A few weeks ago I had a call from a friend at Pyranha who asked if I would like to borrow a small Ozone for a while and write a piece on how I had found it. I could not have said the word ‘yes’ any faster than I did! Afterwards though I asked my friend if they were sure. I did this on the basis that it was possible the only moves I might achieve were the classic ‘capsize and roll’. He laughed and just said that it would be a more realistic review then! 24 hours later my living room floor was set up to outfit the new boat that now occupied it. I should point out now that I am proud owner of a Z.One and so a lot of my following reflections on how I have found the Ozone come from my comparisons between the boats.
Last week I did not write a blog piece because instead I was involved with a paddlers virtual get together where I had been asked to share some stories. (The video from this can be found on the Paddling Pals Facebook page.) These stories very much revolved around my own friendship group that I kayak with. So this week I wanted to dedicate a blog piece to talking about those people who are so important to me and also explain a long running joke within this group of ‘Team Del’.

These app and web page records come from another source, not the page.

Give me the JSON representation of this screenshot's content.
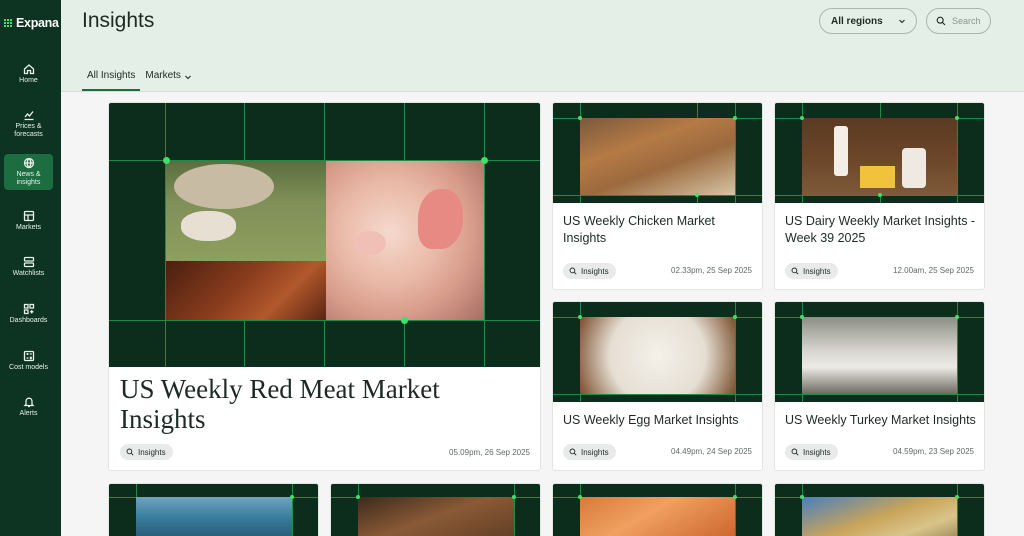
{
  "brand": {
    "name": "Expana",
    "accent": "#3ee06a",
    "sidebar_bg": "#0d3322",
    "active_bg": "#1c6d40"
  },
  "sidebar": {
    "items": [
      {
        "label": "Home",
        "icon": "home-icon"
      },
      {
        "label": "Prices & forecasts",
        "icon": "chart-icon"
      },
      {
        "label": "News & insights",
        "icon": "globe-icon",
        "active": true
      },
      {
        "label": "Markets",
        "icon": "markets-icon"
      },
      {
        "label": "Watchlists",
        "icon": "watchlist-icon"
      },
      {
        "label": "Dashboards",
        "icon": "dashboard-icon"
      },
      {
        "label": "Cost models",
        "icon": "calculator-icon"
      },
      {
        "label": "Alerts",
        "icon": "bell-icon"
      }
    ]
  },
  "header": {
    "title": "Insights",
    "region": "All regions",
    "search_placeholder": "Search",
    "tabs": [
      {
        "label": "All Insights",
        "active": true
      },
      {
        "label": "Markets",
        "dropdown": true
      }
    ]
  },
  "cards": [
    {
      "title": "US Weekly Red Meat Market Insights",
      "tag": "Insights",
      "date": "05.09pm, 26 Sep 2025",
      "image": "red-meat-collage"
    },
    {
      "title": "US Weekly Chicken Market Insights",
      "tag": "Insights",
      "date": "02.33pm, 25 Sep 2025",
      "image": "chickens"
    },
    {
      "title": "US Dairy Weekly Market Insights - Week 39 2025",
      "tag": "Insights",
      "date": "12.00am, 25 Sep 2025",
      "image": "dairy"
    },
    {
      "title": "US Weekly Egg Market Insights",
      "tag": "Insights",
      "date": "04.49pm, 24 Sep 2025",
      "image": "eggs"
    },
    {
      "title": "US Weekly Turkey Market Insights",
      "tag": "Insights",
      "date": "04.59pm, 23 Sep 2025",
      "image": "turkeys"
    }
  ]
}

As I am sure the rest of the UK paddlers will agree, it has been sad not being able to go white water kayaking over the last three months due to Covid restrictions. I am lucky to live in Nottingham however and so have been able to do lots of flat water paddling since restrictions eased just over a month ago. Whilst I have really enjoyed my flat water sessions, it is not quite the same as white water kayaking. So when it was announced this week that my local white water course Holme Pierrepont would be opening up again it was of course met with great excitement. With careful restrictions in place, all sessions have to be booked in advance to limit the number of paddlers on the course at any one time. So I booked on for this weekend and have let the excitement build up since!